This is a powerful title option. It allows you to replace third-party, uncontrollable reviews of your product or service with reviews you can control. Not only that, but it can steal traffic from your competitors as well. In very competitive spaces, these types of headlines perform very well.
Marcus Sheridan, of The Sales Lion loves these types of articles. Don’t get him started on talking about Yelp. Instead, write some comparative articles and use these headlines to drive organic traffic from your competitors’ websites.
13. The ‘Click Bait’ Headlines
Deep down inside, humans are just as curious as cats. Headlines that appeal to our inner feline are super powerful.
Some people, such as Upworthy, have mastered the art of sparking our interest.

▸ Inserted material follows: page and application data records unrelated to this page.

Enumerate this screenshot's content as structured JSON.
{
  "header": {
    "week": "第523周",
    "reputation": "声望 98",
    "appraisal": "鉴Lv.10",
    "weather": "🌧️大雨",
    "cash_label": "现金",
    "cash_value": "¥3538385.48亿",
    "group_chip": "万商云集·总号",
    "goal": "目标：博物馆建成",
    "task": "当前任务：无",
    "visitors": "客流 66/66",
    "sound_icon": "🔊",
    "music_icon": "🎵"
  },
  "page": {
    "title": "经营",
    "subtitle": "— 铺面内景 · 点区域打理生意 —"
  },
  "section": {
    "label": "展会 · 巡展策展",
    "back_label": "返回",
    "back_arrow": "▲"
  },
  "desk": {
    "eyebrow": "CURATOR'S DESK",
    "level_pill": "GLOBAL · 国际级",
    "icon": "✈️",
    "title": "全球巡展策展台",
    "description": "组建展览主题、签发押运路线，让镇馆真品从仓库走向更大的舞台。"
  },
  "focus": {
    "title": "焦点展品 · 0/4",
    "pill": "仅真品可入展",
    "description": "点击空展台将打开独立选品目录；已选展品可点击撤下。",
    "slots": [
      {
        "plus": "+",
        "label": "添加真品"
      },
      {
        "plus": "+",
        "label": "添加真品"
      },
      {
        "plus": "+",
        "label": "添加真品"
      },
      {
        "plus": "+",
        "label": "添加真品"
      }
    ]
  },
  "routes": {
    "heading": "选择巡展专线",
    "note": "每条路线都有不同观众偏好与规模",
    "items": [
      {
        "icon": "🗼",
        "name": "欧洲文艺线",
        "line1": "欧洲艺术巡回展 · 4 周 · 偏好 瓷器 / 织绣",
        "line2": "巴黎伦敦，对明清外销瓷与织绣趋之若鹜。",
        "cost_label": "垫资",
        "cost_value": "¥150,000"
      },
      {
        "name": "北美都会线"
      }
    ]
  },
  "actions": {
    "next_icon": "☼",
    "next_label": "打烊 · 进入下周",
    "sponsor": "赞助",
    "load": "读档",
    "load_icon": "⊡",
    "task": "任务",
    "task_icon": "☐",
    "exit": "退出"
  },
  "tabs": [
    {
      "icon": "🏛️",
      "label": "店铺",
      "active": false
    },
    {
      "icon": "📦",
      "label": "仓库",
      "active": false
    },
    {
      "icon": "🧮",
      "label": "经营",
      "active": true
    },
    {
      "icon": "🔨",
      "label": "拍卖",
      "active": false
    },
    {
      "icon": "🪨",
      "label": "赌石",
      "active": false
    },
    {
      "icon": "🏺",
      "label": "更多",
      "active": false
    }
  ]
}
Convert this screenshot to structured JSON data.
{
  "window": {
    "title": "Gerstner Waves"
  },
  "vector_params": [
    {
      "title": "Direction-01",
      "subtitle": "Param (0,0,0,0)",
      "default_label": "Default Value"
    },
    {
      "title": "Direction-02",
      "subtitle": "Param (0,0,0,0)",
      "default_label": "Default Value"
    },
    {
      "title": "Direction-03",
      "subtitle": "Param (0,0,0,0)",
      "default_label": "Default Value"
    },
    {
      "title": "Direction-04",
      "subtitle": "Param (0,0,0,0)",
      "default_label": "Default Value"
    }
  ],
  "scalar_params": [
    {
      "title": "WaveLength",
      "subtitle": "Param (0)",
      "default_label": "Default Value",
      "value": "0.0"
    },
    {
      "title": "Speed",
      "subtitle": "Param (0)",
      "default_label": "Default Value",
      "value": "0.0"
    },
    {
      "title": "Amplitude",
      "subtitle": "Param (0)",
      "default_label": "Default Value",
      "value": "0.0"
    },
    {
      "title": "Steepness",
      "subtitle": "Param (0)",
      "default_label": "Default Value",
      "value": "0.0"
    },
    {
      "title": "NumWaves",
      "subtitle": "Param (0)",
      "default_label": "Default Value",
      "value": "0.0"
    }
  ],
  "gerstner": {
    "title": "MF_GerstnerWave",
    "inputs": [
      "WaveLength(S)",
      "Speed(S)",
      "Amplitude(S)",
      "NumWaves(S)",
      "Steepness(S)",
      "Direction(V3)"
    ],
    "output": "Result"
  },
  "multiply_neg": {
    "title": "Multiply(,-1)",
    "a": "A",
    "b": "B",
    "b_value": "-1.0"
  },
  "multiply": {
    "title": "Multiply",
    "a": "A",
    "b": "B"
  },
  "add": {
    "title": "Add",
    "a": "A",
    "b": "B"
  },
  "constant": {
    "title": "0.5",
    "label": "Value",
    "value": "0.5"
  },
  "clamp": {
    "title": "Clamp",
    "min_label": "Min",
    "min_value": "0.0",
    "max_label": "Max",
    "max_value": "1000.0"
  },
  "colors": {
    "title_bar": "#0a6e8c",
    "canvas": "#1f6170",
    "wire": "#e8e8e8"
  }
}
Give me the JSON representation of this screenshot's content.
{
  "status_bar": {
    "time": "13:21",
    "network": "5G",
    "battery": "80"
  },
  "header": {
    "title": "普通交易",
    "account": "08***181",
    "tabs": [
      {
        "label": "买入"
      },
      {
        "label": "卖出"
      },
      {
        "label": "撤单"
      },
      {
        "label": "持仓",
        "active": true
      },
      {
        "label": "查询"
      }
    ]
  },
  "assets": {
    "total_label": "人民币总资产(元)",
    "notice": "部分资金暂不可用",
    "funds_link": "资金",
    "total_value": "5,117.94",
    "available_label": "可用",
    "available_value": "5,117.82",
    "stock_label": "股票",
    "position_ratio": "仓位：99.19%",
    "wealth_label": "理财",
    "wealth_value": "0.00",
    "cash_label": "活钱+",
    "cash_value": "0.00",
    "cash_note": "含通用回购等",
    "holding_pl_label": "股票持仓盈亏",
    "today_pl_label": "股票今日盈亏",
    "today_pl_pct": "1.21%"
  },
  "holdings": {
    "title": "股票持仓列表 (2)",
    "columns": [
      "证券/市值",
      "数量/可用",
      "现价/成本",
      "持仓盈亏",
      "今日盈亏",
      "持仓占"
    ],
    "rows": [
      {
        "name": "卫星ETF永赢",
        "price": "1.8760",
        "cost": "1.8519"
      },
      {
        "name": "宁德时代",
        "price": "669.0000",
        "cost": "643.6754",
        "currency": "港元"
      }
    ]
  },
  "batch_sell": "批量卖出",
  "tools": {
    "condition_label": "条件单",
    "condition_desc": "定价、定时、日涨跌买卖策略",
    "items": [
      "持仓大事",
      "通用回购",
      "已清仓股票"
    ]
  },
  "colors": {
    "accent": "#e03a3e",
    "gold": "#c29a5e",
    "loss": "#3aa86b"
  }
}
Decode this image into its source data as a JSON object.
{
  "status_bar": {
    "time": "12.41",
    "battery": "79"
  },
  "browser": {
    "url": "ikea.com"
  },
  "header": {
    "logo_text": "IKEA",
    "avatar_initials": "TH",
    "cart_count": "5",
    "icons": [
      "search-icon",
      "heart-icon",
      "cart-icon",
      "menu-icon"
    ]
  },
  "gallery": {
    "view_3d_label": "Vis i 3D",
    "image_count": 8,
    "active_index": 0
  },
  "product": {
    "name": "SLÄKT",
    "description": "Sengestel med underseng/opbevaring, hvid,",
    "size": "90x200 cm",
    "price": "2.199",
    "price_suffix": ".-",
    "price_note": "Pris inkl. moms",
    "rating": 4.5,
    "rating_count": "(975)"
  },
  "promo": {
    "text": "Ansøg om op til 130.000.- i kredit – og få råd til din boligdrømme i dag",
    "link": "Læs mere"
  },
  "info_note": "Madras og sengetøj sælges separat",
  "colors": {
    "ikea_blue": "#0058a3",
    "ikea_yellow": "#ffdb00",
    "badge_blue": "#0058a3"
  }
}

They create titles that dangle a carrot in front of us, forcing us to click through to get it.
If you’re going to use this tactic, you better deliver content that excites as much as the title. If not, you’ll just annoy your audience. I’ve started to loath these headlines, because more and more people are using them and not delivering on the anticipation.
So why do people do it? It brings clicks.
These types of headlines work. Period.
Study Less, Study Smart: The Best Ways to Retain More in Less Time
This is an example of a ‘Best’ headline, something that has a ton of search volume and is extremely clickable — what are the best ways to study?
‘Let Me List Them Out For You’ headlines like this one get a lot of clicks because lists are consumable ways of getting information.
How could you not click on a title this compelling? This ‘Click Bait’ headline is (annoyingly) effective.
Consumers are looking for proven and trusted answers, so any ‘Backed By Science’ headline like this will likely get a lot of attention.
This is a ‘Make My Life Easier’ headline because it offers a solution to a need, and making life however much easier can be greatly appreciated.
This ‘Don’t Be Ignorant’ headline makes consumers feel like they need to click on it and be ‘in the know’.
‘Experience Has Taught Me Well’ headlines share personal stories and advice based on experience — a headline that is both informative and personable.
This transparent headline builds trust with its audience, so it must be a ‘What We Do When …’ headline.
We all want to know how other people ‘made it,’ and this ‘Why X People Do X’ headline gives insight into how they, too, might be successful.
This ‘Don’t Be Stupid’ headline influences consumers to click out of anxiety — no one would want to make this costly mistake.
This headline pits products against one another while capturing traffic for both services, so it can only be a ‘Everyone Loves Competition’ headline.
How To Craft the Perfect Headline
Which version of these headlines work the best? That depends on what the writer is trying to accomplish. Some are better for SEO while others are better for attracting people’s attention from social shares.
Here’s how to choose which type of headline to use:
Ask, “what is the single, most important point I want my readers to take away from this article?”
Decide the best way to communicate that single takeaway.
Write 25 headlines for each piece of content, then choose the best.
Ask others. Give them your ideas, and see which one they like best. Always ask why.
Keep a log of which types of headlines work best for your target personas. Use them shamelessly.
Read more: blog.hubspot.com